Growing up in Colorado, Smith was raised by two educators who both received doctorate degrees. His father, William, was one of the early leaders in the effort to bring Head Start to Colorado. His mother, Sylvia, was a school principal who made sure to prioritize education beyond her own profession. She wrote a $25 check to the United Negro College Fund every month without fail, no matter what the family’s financial situation.
After attending the public school system in Denver, Smith attended Cornell University, earning a Bachelors of Science in Chemical Engineering in 1985. While at Cornell, Smith joined Alpha Phi Alpha, the first historically African-American Greek-lettered fraternity. In 1994, he received his MBA from Columbia University with honors. He was elected to be the commencement speaker for the Business School.
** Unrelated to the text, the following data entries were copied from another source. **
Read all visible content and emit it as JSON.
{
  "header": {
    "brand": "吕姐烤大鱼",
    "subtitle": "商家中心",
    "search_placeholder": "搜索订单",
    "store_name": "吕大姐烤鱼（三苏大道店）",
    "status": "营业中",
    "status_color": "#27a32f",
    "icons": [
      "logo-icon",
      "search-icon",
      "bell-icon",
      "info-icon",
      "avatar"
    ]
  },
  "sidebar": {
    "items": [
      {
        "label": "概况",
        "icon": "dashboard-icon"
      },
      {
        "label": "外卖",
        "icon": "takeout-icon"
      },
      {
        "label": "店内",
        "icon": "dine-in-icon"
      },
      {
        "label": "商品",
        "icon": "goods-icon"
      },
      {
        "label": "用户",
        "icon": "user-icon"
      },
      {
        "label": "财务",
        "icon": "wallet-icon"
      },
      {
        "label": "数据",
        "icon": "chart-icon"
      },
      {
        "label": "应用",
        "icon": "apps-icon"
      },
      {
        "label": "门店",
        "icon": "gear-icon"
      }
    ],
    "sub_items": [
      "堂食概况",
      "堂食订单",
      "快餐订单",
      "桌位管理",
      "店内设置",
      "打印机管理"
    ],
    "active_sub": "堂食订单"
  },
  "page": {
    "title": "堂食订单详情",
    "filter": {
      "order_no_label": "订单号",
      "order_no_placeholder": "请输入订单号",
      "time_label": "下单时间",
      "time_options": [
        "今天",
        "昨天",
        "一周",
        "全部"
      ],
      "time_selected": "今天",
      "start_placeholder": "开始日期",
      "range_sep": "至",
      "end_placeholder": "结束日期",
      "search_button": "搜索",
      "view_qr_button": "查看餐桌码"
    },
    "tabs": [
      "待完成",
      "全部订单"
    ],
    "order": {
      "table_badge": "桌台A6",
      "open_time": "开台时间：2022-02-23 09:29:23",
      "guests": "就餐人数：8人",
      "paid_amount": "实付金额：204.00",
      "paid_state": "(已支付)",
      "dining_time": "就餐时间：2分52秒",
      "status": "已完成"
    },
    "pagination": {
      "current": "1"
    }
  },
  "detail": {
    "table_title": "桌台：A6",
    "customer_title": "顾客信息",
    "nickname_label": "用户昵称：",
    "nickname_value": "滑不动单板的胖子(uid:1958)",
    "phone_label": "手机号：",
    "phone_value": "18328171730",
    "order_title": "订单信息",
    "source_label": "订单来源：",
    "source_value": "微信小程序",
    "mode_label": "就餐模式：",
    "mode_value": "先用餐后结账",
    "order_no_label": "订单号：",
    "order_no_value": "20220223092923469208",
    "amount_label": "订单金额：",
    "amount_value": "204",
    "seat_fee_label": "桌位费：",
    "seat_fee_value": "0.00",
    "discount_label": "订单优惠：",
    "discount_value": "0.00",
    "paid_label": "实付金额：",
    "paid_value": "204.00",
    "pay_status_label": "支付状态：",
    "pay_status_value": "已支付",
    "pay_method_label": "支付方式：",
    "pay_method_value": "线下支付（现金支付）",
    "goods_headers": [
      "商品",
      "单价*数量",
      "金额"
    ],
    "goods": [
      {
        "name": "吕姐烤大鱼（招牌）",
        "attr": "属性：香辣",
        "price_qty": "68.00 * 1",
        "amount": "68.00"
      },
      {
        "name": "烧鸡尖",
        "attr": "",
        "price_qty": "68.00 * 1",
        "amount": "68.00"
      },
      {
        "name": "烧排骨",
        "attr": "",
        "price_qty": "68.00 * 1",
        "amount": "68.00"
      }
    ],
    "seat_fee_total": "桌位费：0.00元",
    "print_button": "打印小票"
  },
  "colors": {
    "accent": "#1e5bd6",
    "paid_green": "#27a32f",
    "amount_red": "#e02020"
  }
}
Later in life, Smith has prioritized giving back to ensure that today’s students are given quality educational opportunities. Last year, he brought the Robert F. Smith STEAM Academy to life in his hometown of Denver. The school is founded on the principles of historically Black colleges and universities (HBCUs) and embraces the importance of science, technology, engineering, arts and math (STEAM).
“When I think about what it took to create the STEAM academy, it occurs to me it wasn’t actually about starting a school. It was about building a village,” said Smith in a virtual statement about the school’s launch. “The STEAM academy stands as tribute to a community of people who care about each other, and care about making our future better than our past.”
Smith was excited and honored to have a school named after him, but he also added a caveat to future students of the academy. “For the students who will attend the STEAM academy, this means that the only limitations in your lives will be your own capacity to dream, to work hard, and to build. But this doesn’t mean that success will come easy,” he cautioned. “You need to make the conscious choice to put in those hours to achieve greatness and to keep affirming that choice every day.”
Smith’s efforts to increase educational opportunities where he grew up could help some of those students become as successful as he is. To learn more about educational initiatives that Smith supports, read more about his feelings on the importance of internships and STEM exposure, philanthropic support of HBCUs and his support of educational initiatives for students of color, like Eagle Academy in New York. .